Data items
————
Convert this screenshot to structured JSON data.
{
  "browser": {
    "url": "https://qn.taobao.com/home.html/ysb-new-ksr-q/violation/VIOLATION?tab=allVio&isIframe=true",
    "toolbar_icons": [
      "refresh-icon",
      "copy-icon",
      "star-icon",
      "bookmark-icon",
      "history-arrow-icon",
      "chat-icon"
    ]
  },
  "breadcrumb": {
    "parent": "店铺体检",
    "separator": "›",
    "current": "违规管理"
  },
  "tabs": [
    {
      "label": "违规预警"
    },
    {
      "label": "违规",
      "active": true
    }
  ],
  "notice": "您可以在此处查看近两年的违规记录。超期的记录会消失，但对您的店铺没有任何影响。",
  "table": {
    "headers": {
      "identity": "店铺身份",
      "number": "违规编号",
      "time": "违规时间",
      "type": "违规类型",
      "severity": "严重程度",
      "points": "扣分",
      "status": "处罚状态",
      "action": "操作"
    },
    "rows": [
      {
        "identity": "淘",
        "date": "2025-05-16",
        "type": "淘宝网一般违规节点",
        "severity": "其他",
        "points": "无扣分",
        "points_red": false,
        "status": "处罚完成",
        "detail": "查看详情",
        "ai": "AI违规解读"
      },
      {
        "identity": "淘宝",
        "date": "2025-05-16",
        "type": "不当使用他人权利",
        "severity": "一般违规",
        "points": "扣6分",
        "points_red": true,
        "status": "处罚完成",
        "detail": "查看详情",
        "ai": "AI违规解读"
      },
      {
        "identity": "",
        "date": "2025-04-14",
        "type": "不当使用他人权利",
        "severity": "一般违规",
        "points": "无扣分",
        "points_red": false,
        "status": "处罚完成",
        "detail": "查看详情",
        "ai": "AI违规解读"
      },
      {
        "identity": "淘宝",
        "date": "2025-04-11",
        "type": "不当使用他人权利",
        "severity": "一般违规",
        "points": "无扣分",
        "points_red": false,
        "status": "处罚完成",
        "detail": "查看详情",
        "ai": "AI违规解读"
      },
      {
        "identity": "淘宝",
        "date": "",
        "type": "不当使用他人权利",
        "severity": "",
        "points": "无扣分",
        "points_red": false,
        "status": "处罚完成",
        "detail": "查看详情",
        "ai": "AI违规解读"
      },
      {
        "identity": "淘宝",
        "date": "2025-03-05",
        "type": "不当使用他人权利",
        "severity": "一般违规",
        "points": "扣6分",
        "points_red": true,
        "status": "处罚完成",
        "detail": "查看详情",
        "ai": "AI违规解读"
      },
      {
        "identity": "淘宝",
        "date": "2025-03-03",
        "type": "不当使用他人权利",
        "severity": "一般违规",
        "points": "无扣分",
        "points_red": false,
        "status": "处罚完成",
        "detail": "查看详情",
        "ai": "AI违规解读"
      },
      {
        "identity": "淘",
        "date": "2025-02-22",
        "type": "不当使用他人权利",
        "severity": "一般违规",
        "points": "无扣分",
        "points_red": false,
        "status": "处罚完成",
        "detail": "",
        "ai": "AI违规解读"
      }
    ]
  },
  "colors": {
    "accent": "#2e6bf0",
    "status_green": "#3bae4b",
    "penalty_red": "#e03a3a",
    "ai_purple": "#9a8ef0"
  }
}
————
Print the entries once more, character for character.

Convert this screenshot to structured JSON data.
{
  "browser": {
    "url": "https://qn.taobao.com/home.html/ysb-new-ksr-q/violation/VIOLATION?tab=allVio&isIframe=true",
    "toolbar_icons": [
      "refresh-icon",
      "copy-icon",
      "star-icon",
      "bookmark-icon",
      "history-arrow-icon",
      "chat-icon"
    ]
  },
  "breadcrumb": {
    "parent": "店铺体检",
    "separator": "›",
    "current": "违规管理"
  },
  "tabs": [
    {
      "label": "违规预警"
    },
    {
      "label": "违规",
      "active": true
    }
  ],
  "notice": "您可以在此处查看近两年的违规记录。超期的记录会消失，但对您的店铺没有任何影响。",
  "table": {
    "headers": {
      "identity": "店铺身份",
      "number": "违规编号",
      "time": "违规时间",
      "type": "违规类型",
      "severity": "严重程度",
      "points": "扣分",
      "status": "处罚状态",
      "action": "操作"
    },
    "rows": [
      {
        "identity": "淘",
        "date": "2025-05-16",
        "type": "淘宝网一般违规节点",
        "severity": "其他",
        "points": "无扣分",
        "points_red": false,
        "status": "处罚完成",
        "detail": "查看详情",
        "ai": "AI违规解读"
      },
      {
        "identity": "淘宝",
        "date": "2025-05-16",
        "type": "不当使用他人权利",
        "severity": "一般违规",
        "points": "扣6分",
        "points_red": true,
        "status": "处罚完成",
        "detail": "查看详情",
        "ai": "AI违规解读"
      },
      {
        "identity": "",
        "date": "2025-04-14",
        "type": "不当使用他人权利",
        "severity": "一般违规",
        "points": "无扣分",
        "points_red": false,
        "status": "处罚完成",
        "detail": "查看详情",
        "ai": "AI违规解读"
      },
      {
        "identity": "淘宝",
        "date": "2025-04-11",
        "type": "不当使用他人权利",
        "severity": "一般违规",
        "points": "无扣分",
        "points_red": false,
        "status": "处罚完成",
        "detail": "查看详情",
        "ai": "AI违规解读"
      },
      {
        "identity": "淘宝",
        "date": "",
        "type": "不当使用他人权利",
        "severity": "",
        "points": "无扣分",
        "points_red": false,
        "status": "处罚完成",
        "detail": "查看详情",
        "ai": "AI违规解读"
      },
      {
        "identity": "淘宝",
        "date": "2025-03-05",
        "type": "不当使用他人权利",
        "severity": "一般违规",
        "points": "扣6分",
        "points_red": true,
        "status": "处罚完成",
        "detail": "查看详情",
        "ai": "AI违规解读"
      },
      {
        "identity": "淘宝",
        "date": "2025-03-03",
        "type": "不当使用他人权利",
        "severity": "一般违规",
        "points": "无扣分",
        "points_red": false,
        "status": "处罚完成",
        "detail": "查看详情",
        "ai": "AI违规解读"
      },
      {
        "identity": "淘",
        "date": "2025-02-22",
        "type": "不当使用他人权利",
        "severity": "一般违规",
        "points": "无扣分",
        "points_red": false,
        "status": "处罚完成",
        "detail": "",
        "ai": "AI违规解读"
      }
    ]
  },
  "colors": {
    "accent": "#2e6bf0",
    "status_green": "#3bae4b",
    "penalty_red": "#e03a3a",
    "ai_purple": "#9a8ef0"
  }
}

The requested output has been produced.